Go over the data below line by line, and state how many lines contain the string "label". Give the number only.

═════ Source data ═════

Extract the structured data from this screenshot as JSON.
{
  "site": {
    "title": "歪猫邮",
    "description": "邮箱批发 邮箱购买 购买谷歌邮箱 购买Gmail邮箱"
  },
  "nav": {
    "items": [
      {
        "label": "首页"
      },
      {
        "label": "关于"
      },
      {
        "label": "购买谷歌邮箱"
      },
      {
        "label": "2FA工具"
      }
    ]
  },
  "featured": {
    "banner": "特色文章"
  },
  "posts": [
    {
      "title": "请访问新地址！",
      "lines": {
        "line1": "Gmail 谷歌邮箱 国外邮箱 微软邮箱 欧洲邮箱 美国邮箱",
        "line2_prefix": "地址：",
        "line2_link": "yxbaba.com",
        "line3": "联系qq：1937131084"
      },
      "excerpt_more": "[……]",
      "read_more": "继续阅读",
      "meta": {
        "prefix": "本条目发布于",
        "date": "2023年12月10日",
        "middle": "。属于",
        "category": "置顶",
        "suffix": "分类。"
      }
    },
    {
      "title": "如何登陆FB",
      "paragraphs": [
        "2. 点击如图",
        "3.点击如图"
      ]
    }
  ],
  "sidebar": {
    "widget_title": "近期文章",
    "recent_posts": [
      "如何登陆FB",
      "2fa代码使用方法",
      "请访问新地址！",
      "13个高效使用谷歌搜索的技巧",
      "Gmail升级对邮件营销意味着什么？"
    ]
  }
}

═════

The answer:
4